Even in their little seaside village, Socorro Do Mundo, where time seems to be snoozing along with the inhabitants, the overwhelming evidence of the insidious rot is impossible to overlook for the duo. Both are sickened by the unbridled covetousness that has seen the delicate ecosystem destroyed with the overabundance of hotels, resorts, clubs, gambling, dens, men / women of pleasure and drugs. Dino for one, refuses to succumb to the hard - bitten cynicism of those realists bogged down by a sense of the inevitable. Toni is wary and weary, longing only for peace in the public and personal spheres, unwilling to take on the demands of a crumbling world.
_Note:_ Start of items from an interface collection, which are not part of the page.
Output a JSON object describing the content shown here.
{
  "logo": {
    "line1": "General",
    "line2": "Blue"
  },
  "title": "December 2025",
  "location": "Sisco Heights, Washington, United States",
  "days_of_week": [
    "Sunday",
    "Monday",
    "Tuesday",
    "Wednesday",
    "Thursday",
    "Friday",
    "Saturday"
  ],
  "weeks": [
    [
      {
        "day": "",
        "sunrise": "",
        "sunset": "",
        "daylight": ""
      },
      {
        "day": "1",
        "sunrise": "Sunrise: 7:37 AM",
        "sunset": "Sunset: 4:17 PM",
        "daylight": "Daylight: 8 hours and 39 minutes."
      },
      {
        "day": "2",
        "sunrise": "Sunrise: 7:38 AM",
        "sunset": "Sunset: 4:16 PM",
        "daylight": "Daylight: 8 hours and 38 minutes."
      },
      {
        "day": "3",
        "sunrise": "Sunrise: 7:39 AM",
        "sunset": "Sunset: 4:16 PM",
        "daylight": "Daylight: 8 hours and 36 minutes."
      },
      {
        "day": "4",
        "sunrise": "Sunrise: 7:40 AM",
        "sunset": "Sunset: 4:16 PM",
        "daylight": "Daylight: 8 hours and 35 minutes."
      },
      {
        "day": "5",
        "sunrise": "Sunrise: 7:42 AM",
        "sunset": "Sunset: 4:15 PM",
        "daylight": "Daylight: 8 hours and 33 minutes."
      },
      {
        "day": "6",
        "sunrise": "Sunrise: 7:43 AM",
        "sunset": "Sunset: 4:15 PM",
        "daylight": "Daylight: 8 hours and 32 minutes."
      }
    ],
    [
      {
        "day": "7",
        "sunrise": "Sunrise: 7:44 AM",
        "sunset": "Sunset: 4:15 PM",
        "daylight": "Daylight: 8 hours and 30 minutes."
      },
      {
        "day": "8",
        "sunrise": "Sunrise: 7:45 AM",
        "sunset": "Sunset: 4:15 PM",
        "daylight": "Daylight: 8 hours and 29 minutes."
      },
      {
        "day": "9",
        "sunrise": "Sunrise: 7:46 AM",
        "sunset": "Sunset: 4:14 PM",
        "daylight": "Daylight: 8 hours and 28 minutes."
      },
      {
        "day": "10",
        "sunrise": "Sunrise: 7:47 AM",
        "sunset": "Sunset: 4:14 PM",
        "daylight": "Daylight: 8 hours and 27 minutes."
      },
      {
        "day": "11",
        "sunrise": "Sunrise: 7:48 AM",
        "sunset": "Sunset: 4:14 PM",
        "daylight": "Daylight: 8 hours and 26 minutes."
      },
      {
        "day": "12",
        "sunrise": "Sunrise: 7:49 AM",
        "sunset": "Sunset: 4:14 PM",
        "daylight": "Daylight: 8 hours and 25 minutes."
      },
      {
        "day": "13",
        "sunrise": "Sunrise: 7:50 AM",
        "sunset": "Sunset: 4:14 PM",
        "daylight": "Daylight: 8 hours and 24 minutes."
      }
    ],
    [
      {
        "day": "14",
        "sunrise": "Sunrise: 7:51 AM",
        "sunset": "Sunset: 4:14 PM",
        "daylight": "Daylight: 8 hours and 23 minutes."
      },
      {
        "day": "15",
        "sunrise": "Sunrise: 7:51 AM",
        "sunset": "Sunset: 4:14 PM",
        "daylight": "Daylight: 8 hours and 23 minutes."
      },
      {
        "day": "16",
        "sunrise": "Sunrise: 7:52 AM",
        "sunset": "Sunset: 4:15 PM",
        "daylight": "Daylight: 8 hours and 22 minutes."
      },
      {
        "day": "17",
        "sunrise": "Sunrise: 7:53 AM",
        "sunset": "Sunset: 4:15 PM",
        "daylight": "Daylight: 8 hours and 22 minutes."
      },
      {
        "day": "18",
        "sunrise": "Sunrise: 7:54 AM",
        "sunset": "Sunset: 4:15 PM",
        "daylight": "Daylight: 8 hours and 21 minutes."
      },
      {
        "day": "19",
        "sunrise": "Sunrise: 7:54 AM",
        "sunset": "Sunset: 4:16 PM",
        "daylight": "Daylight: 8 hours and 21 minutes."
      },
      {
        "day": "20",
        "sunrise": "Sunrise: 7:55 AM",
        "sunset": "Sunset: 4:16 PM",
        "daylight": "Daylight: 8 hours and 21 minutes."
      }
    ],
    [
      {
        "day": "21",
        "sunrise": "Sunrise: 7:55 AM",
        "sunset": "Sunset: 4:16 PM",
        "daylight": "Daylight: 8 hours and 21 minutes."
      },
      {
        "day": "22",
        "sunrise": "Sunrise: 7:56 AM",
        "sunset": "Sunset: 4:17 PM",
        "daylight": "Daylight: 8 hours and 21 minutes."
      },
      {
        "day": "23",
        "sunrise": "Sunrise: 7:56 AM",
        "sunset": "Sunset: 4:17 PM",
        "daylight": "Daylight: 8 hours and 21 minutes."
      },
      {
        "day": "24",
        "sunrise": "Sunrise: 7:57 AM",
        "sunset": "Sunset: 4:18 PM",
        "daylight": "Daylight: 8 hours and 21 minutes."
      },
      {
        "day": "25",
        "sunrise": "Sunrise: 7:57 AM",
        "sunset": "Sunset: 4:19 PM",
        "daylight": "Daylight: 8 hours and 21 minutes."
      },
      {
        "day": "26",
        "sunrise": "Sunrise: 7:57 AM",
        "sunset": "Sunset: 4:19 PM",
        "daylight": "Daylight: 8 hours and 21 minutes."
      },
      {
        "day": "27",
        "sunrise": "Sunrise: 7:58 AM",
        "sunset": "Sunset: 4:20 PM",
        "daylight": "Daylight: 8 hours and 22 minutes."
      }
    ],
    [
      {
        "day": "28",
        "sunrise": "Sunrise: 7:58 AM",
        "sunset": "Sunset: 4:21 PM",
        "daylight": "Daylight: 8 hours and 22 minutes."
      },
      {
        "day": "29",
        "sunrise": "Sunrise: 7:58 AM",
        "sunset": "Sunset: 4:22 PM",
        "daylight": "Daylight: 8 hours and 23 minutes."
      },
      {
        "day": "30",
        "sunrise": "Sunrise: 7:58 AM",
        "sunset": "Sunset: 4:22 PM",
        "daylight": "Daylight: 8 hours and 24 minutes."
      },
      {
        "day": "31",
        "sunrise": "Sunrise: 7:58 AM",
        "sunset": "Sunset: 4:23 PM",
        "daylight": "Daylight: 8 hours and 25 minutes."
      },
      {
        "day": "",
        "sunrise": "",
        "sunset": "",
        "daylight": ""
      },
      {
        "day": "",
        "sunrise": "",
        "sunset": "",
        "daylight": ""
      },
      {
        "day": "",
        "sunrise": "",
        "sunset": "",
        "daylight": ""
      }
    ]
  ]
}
Chakravarti paints the two protagonists and all in their lives with sympathetic but unflinching strokes. There is fiery Ida, Dino’s mother and a crusader in her own right, Anastasia, Toni’s wife who uses her suffering like a scourge, and even Melba, the bane of Toni’s existence with her goats and prodigious appetite for lucre and lust. Truly despicable characters tickle the funny bone with their ridiculous dialogues, skewed reasoning and debauched antics as evidenced by the brokering of a nefarious scheme over Tandoori chicken and merry – go – round coitus. It is all very amusing until the devastation unfurls with the destructive potential of a hurricane. Key players responsible for triggering the maelstrom include Winston Almeida with his overblown ambition and overbearing brothers, slimy PI Fernandes, his seducer, the malevolent Princess and a Russian, drug – lord, Sergei Yurlov who is likely to haunt this reviewer’s nightmares for a fair bit.
There is something childlike not to mention unreal about Dino Dantas and his sincerity in fighting for a righteous if lost cause, uncaring of personal safety or the welfare of his immediate family because he is too keenly invested in the wellbeing of his people who don’t actually care for crusades while there is rice, fish curry, cashew feni, and trance to take away the edge. With his profound saga of love for one’s land, loss and longing, Chakravarti makes one ponder about why it takes nothing short of unspeakable tragedy to galvanize us into doing the right thing.
This review originally appeared in The New Indian Express.